Phone: 214-691-3535  •  After Hours Nurse: 855-456-6976  •  8325 Walnut Hill Lane, Suite #225, Dallas,TX 75231

Kids and Energy Robyn Lilly, CPNP-PC

User Rating: 0 / 5

Star InactiveStar InactiveStar InactiveStar InactiveStar Inactive


If you go into any local convenience or grocery store, chances are you will see the shelves stocked with various sorts of energy drinks all with claims to boost your energy, help you stay awake longer, help you perform better..... If you turn the label to look at the contents, they are mostly sugar and water and very large doses of caffeine (up to 3 times the amount found in colas) and other additives like taurine, guarana, L-carnitine, ginseng, and yohimbe. Many of these energy drinks' advertisement and marketing are directed at adolescents and kids. The biggest question is are these energy drinks safe for our children and teens?
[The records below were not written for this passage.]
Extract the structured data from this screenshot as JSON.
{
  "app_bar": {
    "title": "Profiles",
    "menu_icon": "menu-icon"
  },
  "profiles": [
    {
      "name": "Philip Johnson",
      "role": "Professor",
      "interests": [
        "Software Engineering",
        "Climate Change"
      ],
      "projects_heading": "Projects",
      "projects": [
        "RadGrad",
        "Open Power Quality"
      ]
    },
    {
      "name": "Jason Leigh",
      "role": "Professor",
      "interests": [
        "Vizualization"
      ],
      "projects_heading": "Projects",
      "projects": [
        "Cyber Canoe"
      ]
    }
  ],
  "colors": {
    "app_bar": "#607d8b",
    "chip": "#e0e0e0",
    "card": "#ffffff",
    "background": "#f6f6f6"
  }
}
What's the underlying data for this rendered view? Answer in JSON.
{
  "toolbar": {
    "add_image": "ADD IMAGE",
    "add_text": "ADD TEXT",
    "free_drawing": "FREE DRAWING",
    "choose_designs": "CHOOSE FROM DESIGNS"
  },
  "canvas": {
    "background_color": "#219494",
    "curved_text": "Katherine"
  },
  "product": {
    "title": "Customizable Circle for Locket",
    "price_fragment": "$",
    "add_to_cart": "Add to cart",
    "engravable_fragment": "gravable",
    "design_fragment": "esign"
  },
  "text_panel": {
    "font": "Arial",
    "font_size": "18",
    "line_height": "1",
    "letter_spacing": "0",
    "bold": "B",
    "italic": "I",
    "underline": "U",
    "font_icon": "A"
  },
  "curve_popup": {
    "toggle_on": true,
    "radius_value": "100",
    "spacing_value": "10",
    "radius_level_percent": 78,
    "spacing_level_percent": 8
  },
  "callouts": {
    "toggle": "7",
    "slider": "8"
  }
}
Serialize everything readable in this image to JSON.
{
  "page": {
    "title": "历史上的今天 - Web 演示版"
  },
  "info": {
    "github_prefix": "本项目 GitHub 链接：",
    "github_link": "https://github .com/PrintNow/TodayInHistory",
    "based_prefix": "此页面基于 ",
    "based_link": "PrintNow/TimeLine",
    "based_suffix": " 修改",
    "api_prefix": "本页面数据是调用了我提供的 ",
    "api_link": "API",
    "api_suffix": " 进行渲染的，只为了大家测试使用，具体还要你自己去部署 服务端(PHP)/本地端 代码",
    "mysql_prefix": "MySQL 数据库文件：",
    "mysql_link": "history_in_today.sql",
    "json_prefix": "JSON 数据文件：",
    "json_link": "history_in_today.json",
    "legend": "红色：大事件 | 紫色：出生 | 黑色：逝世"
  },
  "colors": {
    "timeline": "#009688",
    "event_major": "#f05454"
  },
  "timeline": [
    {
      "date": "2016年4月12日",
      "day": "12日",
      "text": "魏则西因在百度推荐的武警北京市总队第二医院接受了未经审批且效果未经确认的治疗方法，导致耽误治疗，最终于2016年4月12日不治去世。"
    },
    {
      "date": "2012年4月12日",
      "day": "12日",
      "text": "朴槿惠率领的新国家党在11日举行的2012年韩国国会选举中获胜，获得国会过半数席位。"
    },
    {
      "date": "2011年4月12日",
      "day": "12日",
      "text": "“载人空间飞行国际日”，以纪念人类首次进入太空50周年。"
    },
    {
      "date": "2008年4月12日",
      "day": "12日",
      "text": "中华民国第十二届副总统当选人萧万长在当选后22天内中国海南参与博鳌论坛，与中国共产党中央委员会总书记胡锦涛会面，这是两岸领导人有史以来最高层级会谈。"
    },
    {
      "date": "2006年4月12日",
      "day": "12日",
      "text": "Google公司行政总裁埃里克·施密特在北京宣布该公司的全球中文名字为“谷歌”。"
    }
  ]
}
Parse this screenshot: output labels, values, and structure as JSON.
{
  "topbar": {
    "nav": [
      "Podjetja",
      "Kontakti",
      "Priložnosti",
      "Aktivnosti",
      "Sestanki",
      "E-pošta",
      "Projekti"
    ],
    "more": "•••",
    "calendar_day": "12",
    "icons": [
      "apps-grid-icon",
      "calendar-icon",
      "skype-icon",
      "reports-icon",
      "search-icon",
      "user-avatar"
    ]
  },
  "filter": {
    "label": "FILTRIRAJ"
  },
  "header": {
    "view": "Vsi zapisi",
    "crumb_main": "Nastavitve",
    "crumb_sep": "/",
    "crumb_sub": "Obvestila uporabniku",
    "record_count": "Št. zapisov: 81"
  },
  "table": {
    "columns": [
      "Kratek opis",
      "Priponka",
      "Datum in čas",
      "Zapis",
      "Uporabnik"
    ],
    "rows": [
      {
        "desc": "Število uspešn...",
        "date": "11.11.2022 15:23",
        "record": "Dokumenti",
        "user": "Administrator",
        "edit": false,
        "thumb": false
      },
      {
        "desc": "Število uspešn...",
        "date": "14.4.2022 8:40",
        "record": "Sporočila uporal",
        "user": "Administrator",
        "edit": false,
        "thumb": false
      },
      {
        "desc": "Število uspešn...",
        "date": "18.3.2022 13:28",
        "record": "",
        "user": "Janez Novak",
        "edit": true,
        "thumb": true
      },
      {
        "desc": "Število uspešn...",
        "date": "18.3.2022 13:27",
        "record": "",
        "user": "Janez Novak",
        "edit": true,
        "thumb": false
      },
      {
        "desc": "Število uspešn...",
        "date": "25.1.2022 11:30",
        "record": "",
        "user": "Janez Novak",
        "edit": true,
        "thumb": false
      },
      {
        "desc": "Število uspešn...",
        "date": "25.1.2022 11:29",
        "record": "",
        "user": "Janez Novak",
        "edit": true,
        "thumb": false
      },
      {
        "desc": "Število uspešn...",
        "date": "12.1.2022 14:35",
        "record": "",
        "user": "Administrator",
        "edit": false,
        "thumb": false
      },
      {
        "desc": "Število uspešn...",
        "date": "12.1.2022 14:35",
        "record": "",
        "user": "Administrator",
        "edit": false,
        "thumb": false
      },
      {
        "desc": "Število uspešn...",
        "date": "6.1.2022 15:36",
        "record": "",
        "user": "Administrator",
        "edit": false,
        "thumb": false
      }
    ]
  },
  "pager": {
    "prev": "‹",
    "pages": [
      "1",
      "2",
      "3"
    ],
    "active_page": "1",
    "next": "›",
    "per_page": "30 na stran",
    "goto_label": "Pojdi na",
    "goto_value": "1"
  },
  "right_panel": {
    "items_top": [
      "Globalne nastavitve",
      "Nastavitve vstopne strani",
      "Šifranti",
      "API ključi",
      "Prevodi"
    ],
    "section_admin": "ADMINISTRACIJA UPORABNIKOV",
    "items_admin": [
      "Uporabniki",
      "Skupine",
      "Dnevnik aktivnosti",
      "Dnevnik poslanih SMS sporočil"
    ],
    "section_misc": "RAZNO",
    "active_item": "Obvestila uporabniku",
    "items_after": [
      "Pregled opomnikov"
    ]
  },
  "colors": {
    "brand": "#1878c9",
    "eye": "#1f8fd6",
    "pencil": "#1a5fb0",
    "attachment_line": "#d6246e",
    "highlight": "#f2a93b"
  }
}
A recent article in Pediatrics looks at the effects of these drinks on kids and teens. It is reported that around "30% to 50% of adolescents and young adults" have consumed these energy beverages. There have been 5,448 reported cases of caffeine overdose in the US (in 2007) and "46%" were in children younger than age 19. Pretty striking data regarding these drinks and who is consuming them. These energy drinks and their additive ingredients are not regulated by the FDA because many are labeled as natural dietary supplements. After consuming just one energy drink, most children and teens will have consumed well above the recommended caffeine intake for their age range leading to adverse caffeine related side effects. According to the USDA, adolescents should consume less than 100 mg per day of caffeine. Side effects from caffeine in children and teens include: increased activity, decreased reaction time, increased blood pressure, sleep disturbance, headaches (side effects and severity are dose dependent). Other potential problems that could be experienced as a result of excessive energy drink consumption include: cardiovascular issues, excessive calorie intake & obesity related to high sugar in these drinks, effects on bone health and bone mineralization, & interaction with medications for ADHD. It is important to remember energy drinks can contain caffeine equivalent to "14 cans of common caffeinated soft drinks" which can result in dangerously high caffeine levels. So the next time you and your child walk through the grocery or convenience store, remind your child or teen about the dangers of these beverages. Keep the lines of communication open so you are aware of the choices your child or teen makes regarding these beverages. These beverages have no therapeutic benefit and are not well studied and therefore a poor and potentially dangerous choice for developing children and teens.